The idea here would be to expand Medicare to allow persons under 65 to enroll, which could provide the added benefit of lower premiums for younger workers by removing the older (and typically more-costly) folks onto the Medicare plan. This would also result in cheaper premiums for the employer, which could make providing insurance for employees more financially feasible. Additionally, Medicaid would be expanded based on an increase in the income threshold that determines eligibility for enrolling in the program.
Pro’s here include not forcing people off of their current health insurance policy but rather truly expanding policy to make coverage feasible for all. Cons that fall under this sort of concept include the realization that merely expanding current networks will not be conducive to a decrease in healthcare spending. Additionally, it would require lots of coordination and reliance on states. For example, this plan would have to rely on each and every individual state to expand its Medicaid enrollment income eligibility threshold, which varies massively from state to state.
While the path forward is unclear, a few things are clear:
1. We must do better. The US provides the best healthcare in the world for those who have access to it. It’s time that we give access to all Americans, while making sure that the access citizens have remains the best in the world.
2. We must decrease our spending on healthcare. Too much money is being thrown into a raging fire that is the American healthcare system. The greater-than $3 trillion we spend annually on healthcare for the current outcomes we have is a massive problem that must not be overlooked, regardless of which of the two roads we choose towards universal healthcare.
3. We need to get everybody covered. We should not rest until every single American is insured and has access to quality and affordable healthcare.
As written in the article “Moral Choices for Today’s Physician”:
The work of a physician as a healer cannot stop at the door of an office, the threshold of an operating room, or the front gate of a hospital … To try to avoid the political fray through silence is impossible … Either engage, or assist the harm.
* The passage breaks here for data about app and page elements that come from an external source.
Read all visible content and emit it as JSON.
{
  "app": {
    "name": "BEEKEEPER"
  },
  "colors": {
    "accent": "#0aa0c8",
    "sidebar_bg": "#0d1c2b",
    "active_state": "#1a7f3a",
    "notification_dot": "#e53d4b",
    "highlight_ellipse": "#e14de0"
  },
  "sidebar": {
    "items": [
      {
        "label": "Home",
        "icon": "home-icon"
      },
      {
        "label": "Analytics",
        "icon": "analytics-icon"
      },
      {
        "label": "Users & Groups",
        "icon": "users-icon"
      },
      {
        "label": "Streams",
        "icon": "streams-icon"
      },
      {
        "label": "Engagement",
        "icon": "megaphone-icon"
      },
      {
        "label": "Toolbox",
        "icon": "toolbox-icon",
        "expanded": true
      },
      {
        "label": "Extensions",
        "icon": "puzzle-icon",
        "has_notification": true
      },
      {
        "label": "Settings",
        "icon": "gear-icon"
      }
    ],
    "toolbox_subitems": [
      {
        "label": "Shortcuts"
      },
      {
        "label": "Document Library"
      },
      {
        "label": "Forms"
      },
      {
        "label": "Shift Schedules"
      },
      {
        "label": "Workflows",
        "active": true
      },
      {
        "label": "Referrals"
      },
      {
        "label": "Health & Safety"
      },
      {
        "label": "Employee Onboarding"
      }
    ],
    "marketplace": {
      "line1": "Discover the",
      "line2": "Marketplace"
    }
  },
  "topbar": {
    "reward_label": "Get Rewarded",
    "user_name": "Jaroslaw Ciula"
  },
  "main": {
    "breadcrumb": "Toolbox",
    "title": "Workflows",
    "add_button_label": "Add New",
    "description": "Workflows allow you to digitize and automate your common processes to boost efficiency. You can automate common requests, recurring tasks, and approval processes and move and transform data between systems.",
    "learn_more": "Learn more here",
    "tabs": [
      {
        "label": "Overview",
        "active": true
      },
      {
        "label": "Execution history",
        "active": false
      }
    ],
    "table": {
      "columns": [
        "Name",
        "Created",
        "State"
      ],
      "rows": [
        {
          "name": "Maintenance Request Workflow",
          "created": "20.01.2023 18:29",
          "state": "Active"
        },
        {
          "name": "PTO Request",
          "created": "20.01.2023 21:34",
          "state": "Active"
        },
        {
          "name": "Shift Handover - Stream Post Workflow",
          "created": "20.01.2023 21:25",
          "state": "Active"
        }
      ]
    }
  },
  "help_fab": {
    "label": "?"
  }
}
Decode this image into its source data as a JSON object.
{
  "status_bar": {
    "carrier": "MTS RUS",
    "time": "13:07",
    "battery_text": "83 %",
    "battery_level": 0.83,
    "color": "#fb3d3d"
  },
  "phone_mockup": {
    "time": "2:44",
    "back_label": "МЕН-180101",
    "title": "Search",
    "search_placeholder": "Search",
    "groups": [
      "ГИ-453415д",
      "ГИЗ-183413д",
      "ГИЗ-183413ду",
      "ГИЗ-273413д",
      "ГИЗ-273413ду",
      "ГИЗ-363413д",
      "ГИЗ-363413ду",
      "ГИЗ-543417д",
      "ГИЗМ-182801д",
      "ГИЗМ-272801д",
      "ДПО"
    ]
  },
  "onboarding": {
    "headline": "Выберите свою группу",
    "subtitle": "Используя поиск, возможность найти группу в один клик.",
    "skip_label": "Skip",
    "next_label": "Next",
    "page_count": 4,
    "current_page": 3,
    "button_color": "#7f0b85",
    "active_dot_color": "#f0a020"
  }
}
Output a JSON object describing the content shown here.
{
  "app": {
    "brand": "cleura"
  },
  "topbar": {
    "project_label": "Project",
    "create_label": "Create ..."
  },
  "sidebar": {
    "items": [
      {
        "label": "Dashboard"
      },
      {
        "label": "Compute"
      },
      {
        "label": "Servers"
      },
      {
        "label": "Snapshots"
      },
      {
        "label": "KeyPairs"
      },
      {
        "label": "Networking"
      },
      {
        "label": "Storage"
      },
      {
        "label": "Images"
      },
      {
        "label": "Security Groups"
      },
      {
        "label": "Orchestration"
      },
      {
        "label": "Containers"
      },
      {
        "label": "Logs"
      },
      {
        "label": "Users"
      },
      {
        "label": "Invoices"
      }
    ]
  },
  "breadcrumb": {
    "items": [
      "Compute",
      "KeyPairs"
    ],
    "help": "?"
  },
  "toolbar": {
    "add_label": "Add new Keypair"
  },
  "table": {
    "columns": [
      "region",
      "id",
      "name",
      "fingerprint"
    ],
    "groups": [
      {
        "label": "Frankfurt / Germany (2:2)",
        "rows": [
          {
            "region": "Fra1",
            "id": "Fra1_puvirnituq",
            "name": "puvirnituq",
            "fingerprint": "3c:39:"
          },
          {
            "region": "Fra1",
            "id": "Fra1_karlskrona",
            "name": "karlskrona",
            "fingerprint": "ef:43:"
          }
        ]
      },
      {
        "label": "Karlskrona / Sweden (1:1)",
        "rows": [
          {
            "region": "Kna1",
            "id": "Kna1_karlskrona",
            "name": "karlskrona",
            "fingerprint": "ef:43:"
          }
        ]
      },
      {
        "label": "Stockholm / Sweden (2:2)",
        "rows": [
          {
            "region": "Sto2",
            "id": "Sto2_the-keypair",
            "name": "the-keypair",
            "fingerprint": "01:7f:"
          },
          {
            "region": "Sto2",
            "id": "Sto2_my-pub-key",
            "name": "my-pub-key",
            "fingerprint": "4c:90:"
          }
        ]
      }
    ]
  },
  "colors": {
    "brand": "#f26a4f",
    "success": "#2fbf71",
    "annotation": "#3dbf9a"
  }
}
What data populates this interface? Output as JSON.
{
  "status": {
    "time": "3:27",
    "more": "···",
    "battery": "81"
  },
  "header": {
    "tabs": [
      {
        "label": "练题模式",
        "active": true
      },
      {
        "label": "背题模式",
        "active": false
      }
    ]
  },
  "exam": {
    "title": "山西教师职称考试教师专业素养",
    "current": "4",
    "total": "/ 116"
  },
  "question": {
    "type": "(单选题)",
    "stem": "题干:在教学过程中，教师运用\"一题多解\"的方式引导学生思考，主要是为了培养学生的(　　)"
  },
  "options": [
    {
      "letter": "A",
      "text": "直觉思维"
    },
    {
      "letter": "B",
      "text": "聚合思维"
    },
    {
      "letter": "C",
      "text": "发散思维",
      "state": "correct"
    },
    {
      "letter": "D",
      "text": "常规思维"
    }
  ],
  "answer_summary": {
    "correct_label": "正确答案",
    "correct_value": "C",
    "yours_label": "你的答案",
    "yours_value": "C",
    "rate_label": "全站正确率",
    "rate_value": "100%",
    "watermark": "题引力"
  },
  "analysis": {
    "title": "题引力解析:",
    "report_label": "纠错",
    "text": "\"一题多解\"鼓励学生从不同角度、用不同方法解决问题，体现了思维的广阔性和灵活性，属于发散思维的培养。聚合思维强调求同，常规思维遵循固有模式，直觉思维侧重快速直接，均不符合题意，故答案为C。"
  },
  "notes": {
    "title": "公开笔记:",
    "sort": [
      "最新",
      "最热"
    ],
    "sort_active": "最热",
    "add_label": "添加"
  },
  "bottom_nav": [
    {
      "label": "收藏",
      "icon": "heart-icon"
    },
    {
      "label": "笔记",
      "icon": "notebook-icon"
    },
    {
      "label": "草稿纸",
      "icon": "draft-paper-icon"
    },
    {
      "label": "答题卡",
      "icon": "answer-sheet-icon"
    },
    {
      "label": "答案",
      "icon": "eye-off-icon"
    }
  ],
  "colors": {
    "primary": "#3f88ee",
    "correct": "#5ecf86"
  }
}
Cody is a current MD/MPH dual degree candidate at West Virginia University School of Medicine and the University of Pennsylvania Perelman School of Medicine. He is interested in careers in public health and academic surgery. This post was originally published on his personal